- [DIRECTIONS FOR THIS TASK] When a line in the records contains the string "content", copy that line.

Component data from apps and pages

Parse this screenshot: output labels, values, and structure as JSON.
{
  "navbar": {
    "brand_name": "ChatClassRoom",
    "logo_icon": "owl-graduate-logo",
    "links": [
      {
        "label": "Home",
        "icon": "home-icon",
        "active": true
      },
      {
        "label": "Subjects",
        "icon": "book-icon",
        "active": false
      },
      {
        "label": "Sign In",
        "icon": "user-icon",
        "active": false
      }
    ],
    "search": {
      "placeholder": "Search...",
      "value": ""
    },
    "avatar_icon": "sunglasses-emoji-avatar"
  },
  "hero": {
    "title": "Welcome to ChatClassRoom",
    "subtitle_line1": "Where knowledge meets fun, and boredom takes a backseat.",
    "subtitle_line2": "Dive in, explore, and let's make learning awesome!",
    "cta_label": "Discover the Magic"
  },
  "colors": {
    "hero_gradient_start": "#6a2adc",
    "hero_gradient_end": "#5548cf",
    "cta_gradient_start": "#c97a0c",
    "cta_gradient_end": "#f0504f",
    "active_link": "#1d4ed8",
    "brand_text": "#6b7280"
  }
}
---
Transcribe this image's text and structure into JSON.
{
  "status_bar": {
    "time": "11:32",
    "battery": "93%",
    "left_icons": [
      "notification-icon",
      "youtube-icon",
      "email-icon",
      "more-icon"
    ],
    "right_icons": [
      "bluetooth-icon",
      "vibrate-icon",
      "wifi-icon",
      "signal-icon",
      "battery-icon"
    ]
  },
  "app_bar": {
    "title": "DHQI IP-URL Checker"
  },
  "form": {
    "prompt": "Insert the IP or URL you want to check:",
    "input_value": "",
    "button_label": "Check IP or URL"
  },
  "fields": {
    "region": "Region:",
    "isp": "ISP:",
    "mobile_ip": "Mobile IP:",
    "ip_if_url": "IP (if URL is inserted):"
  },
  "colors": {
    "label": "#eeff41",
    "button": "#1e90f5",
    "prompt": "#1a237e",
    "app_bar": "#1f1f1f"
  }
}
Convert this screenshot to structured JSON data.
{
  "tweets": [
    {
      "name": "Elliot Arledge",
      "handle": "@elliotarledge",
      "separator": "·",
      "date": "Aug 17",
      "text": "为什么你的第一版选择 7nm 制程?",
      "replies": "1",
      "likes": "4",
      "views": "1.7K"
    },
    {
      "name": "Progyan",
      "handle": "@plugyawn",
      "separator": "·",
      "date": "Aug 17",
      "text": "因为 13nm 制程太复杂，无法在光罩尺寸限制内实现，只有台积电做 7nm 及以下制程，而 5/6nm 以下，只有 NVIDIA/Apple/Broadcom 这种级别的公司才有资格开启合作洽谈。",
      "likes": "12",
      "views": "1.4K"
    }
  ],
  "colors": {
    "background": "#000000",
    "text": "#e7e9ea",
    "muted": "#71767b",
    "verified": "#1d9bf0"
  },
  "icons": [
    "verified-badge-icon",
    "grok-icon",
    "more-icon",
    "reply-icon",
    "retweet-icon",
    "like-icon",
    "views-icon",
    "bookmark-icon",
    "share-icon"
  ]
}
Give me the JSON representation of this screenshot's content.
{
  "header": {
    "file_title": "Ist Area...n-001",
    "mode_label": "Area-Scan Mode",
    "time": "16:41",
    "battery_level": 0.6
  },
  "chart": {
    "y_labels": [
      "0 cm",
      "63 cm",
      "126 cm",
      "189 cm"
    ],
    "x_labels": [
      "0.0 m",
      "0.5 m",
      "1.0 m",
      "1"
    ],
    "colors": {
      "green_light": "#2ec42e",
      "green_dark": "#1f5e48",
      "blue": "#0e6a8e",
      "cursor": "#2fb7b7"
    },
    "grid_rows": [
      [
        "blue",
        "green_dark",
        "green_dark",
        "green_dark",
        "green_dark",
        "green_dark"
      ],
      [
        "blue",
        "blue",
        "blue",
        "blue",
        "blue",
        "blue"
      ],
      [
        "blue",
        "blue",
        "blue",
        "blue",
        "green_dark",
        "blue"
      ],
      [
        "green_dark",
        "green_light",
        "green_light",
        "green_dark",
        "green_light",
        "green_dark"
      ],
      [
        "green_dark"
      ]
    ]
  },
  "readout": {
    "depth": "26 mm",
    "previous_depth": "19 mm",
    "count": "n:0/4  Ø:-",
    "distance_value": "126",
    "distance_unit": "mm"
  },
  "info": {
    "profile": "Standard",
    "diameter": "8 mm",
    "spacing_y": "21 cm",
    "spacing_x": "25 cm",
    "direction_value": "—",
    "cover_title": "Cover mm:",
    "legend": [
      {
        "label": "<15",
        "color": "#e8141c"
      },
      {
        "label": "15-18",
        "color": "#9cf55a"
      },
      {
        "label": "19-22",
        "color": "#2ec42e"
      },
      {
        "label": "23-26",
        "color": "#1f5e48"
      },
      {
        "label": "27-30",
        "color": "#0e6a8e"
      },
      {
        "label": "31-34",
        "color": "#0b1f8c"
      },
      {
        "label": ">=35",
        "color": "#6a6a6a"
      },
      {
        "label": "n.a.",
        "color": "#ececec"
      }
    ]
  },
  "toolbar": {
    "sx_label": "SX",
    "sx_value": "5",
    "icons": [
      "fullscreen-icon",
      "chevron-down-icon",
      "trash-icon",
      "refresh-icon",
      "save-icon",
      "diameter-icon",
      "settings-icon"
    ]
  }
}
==
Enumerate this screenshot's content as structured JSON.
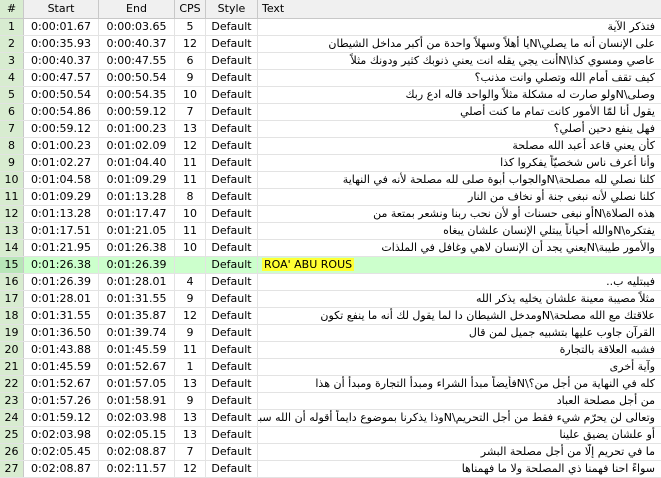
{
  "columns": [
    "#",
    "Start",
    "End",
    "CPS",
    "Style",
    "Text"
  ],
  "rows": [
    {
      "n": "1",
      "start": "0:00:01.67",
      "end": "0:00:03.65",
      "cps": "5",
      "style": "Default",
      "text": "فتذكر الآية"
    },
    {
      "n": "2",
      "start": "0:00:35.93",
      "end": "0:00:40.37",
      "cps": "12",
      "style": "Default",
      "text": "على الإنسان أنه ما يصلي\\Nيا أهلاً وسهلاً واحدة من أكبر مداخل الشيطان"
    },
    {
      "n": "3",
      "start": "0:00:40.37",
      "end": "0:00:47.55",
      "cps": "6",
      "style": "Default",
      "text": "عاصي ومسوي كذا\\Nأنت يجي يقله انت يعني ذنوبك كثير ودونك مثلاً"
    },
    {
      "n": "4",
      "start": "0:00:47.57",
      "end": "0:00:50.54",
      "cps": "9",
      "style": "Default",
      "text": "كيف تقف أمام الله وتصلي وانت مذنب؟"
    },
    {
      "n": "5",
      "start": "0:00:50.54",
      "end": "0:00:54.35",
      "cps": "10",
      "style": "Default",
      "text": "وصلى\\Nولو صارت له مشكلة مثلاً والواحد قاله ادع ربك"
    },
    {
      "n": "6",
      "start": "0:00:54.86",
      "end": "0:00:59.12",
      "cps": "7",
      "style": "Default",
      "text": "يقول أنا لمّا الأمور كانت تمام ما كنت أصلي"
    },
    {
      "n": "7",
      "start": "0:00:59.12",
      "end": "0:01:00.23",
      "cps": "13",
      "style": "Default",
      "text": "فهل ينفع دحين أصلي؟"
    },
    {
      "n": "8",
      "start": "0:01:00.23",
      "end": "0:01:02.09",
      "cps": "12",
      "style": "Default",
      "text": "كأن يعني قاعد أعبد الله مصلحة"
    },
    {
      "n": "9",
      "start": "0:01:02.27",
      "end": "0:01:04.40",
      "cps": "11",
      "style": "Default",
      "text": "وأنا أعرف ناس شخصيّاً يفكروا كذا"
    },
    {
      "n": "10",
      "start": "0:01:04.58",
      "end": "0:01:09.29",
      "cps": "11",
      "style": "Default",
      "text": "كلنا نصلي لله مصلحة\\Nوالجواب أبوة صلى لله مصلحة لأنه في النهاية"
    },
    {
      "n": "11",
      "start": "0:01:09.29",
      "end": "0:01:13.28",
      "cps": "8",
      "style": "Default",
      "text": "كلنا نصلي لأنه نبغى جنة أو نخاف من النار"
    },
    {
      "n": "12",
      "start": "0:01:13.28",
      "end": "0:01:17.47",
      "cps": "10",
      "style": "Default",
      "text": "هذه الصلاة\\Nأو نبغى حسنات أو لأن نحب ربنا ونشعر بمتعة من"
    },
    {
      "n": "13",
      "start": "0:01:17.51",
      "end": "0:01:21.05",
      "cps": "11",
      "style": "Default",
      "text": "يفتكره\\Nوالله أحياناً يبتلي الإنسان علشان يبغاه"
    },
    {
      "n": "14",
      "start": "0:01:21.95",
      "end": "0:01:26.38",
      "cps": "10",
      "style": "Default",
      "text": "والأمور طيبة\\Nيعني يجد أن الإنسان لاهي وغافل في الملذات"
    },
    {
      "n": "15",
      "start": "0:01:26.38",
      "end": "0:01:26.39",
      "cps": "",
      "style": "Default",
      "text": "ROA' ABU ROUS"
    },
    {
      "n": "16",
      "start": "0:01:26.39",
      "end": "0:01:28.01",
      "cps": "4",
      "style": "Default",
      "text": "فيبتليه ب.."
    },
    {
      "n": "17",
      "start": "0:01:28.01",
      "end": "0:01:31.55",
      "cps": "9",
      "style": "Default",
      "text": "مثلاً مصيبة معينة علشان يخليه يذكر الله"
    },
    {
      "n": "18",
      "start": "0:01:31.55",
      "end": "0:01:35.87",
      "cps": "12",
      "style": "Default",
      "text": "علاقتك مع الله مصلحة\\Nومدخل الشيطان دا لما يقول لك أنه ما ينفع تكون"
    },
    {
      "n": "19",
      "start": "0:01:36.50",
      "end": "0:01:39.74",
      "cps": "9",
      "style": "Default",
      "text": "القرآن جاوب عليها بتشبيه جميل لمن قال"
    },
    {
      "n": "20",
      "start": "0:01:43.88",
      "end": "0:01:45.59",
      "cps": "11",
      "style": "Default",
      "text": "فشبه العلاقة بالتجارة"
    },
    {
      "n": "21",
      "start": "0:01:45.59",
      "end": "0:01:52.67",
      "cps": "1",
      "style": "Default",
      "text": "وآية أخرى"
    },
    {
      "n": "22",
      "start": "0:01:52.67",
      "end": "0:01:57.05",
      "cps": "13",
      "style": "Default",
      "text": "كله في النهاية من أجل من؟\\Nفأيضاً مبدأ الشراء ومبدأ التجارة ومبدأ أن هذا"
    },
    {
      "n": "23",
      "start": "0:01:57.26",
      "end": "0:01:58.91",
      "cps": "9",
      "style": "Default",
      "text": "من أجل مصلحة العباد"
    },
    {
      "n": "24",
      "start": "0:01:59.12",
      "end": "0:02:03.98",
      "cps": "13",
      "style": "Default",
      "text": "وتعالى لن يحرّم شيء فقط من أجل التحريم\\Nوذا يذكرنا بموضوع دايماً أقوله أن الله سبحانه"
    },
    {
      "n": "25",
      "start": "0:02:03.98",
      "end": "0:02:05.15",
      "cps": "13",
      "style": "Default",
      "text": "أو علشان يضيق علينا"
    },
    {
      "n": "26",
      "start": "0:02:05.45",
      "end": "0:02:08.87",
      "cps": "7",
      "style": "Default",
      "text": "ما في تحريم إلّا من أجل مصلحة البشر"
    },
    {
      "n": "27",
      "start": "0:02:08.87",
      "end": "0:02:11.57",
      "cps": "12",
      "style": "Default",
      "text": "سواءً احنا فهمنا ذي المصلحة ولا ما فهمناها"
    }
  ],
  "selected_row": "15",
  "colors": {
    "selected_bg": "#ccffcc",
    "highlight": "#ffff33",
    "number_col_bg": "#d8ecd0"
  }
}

- [WORKED SOLUTION]
Give me the JSON representation of this screenshot's content.
Enumerate this screenshot's content as structured JSON.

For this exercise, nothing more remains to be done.